Dataset items:
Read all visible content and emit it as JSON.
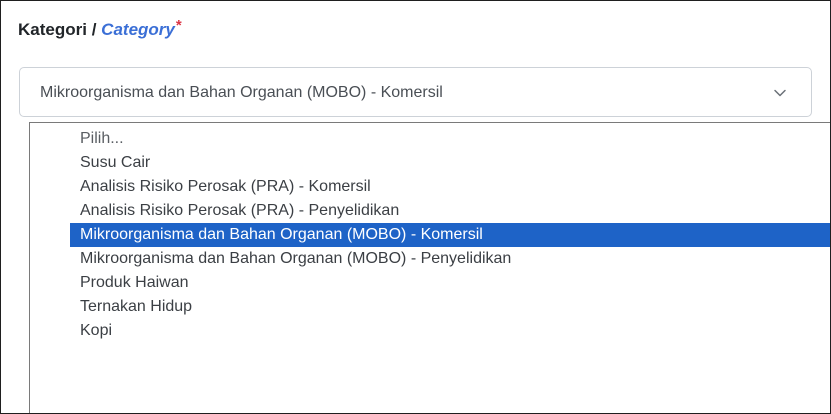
{
  "field": {
    "label_ms": "Kategori",
    "label_separator": "/",
    "label_en": "Category",
    "required_marker": "*"
  },
  "select": {
    "value": "Mikroorganisma dan Bahan Organan (MOBO) - Komersil",
    "icon": "chevron-down-icon"
  },
  "dropdown": {
    "options": [
      {
        "label": "Pilih..."
      },
      {
        "label": "Susu Cair"
      },
      {
        "label": "Analisis Risiko Perosak (PRA) - Komersil"
      },
      {
        "label": "Analisis Risiko Perosak (PRA) - Penyelidikan"
      },
      {
        "label": "Mikroorganisma dan Bahan Organan (MOBO) - Komersil"
      },
      {
        "label": "Mikroorganisma dan Bahan Organan (MOBO) - Penyelidikan"
      },
      {
        "label": "Produk Haiwan"
      },
      {
        "label": "Ternakan Hidup"
      },
      {
        "label": "Kopi"
      }
    ],
    "selected_index": 4
  },
  "colors": {
    "accent": "#1e63c7",
    "label_en": "#3b6fd6",
    "required": "#dc3545"
  }
}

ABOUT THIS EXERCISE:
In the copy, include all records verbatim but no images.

ANSWER TO THIS TASK:
Read all visible content and emit it as JSON.
{
  "field": {
    "label_ms": "Kategori",
    "label_separator": "/",
    "label_en": "Category",
    "required_marker": "*"
  },
  "select": {
    "value": "Mikroorganisma dan Bahan Organan (MOBO) - Komersil",
    "icon": "chevron-down-icon"
  },
  "dropdown": {
    "options": [
      {
        "label": "Pilih..."
      },
      {
        "label": "Susu Cair"
      },
      {
        "label": "Analisis Risiko Perosak (PRA) - Komersil"
      },
      {
        "label": "Analisis Risiko Perosak (PRA) - Penyelidikan"
      },
      {
        "label": "Mikroorganisma dan Bahan Organan (MOBO) - Komersil"
      },
      {
        "label": "Mikroorganisma dan Bahan Organan (MOBO) - Penyelidikan"
      },
      {
        "label": "Produk Haiwan"
      },
      {
        "label": "Ternakan Hidup"
      },
      {
        "label": "Kopi"
      }
    ],
    "selected_index": 4
  },
  "colors": {
    "accent": "#1e63c7",
    "label_en": "#3b6fd6",
    "required": "#dc3545"
  }
}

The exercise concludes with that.